━━━━━ SOURCE DATA ━━━━━

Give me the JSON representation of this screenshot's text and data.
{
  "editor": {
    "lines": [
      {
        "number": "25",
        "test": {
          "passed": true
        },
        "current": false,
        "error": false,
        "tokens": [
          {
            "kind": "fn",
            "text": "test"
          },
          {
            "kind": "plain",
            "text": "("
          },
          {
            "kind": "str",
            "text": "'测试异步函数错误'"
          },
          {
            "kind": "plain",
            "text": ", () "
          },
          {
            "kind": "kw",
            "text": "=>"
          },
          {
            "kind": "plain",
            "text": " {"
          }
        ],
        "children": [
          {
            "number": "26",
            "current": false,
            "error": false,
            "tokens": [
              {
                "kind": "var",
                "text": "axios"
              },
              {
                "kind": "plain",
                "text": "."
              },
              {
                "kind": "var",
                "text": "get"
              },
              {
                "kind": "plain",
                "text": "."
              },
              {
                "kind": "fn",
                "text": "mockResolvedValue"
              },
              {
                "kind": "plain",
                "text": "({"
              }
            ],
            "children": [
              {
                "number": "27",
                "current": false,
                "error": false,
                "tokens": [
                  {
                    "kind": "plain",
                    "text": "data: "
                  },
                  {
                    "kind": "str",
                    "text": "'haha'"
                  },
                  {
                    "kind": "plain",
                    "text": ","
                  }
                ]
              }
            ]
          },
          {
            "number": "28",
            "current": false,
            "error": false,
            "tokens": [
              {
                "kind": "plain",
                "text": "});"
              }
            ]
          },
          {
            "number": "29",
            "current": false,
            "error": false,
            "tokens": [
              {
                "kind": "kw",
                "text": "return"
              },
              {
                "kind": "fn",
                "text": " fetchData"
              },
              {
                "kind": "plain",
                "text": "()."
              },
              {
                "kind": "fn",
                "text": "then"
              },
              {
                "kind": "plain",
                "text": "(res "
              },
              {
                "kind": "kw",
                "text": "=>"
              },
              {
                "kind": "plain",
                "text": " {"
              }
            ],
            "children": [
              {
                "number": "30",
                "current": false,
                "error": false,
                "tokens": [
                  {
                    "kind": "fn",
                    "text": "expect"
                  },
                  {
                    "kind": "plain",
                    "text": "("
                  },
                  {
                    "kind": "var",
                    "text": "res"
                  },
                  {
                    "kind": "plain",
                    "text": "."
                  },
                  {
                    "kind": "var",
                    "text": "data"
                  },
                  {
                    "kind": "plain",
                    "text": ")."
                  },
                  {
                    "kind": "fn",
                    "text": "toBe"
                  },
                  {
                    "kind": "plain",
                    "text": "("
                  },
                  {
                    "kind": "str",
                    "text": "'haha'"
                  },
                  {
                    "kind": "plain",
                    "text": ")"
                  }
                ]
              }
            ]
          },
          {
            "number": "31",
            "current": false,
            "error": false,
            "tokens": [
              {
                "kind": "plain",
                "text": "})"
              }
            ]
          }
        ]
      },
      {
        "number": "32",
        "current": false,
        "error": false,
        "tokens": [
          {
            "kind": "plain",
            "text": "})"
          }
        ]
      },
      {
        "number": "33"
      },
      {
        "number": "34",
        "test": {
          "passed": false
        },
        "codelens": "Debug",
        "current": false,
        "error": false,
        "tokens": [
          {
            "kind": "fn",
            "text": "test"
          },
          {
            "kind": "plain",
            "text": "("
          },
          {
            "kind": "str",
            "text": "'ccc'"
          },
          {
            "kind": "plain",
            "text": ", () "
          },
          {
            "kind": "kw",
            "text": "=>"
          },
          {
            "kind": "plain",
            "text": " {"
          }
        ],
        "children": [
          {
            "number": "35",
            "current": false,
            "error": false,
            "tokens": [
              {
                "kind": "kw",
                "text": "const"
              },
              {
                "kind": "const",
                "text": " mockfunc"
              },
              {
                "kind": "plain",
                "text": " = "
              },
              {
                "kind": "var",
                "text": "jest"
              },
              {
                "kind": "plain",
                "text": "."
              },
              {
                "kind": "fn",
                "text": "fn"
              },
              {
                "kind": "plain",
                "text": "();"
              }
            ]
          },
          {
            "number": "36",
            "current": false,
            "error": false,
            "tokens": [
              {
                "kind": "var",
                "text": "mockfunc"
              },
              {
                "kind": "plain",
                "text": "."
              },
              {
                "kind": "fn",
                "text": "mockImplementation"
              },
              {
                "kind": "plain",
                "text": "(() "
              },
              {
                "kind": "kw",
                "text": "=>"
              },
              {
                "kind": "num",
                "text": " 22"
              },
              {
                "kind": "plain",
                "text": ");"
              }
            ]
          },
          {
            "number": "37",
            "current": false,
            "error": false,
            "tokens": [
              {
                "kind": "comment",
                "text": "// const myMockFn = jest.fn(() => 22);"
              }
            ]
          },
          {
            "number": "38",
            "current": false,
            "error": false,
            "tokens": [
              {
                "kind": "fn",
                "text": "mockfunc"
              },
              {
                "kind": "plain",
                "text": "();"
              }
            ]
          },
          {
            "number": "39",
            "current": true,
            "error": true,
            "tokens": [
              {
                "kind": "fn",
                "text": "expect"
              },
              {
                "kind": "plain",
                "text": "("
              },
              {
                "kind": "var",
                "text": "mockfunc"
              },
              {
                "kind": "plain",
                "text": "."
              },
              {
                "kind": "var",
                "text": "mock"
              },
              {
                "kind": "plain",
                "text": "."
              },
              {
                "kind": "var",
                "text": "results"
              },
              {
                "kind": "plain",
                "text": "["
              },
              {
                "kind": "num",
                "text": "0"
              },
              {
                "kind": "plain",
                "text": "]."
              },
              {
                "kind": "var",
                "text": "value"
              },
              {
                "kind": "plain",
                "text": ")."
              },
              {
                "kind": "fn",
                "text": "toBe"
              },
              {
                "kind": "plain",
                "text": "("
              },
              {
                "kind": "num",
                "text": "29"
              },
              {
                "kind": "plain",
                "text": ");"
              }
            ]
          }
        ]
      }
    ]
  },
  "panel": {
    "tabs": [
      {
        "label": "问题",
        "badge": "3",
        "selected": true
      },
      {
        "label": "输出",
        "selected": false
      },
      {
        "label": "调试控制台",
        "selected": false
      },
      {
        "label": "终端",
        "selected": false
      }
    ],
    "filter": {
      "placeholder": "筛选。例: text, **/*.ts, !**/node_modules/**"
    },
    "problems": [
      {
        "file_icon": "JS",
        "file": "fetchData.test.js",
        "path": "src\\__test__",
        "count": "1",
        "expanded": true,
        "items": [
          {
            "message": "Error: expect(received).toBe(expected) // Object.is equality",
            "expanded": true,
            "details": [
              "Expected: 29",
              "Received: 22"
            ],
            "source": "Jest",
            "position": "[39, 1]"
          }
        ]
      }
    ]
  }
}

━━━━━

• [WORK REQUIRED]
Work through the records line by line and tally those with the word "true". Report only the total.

• [SOLUTION FOR THIS PROBLEM]
6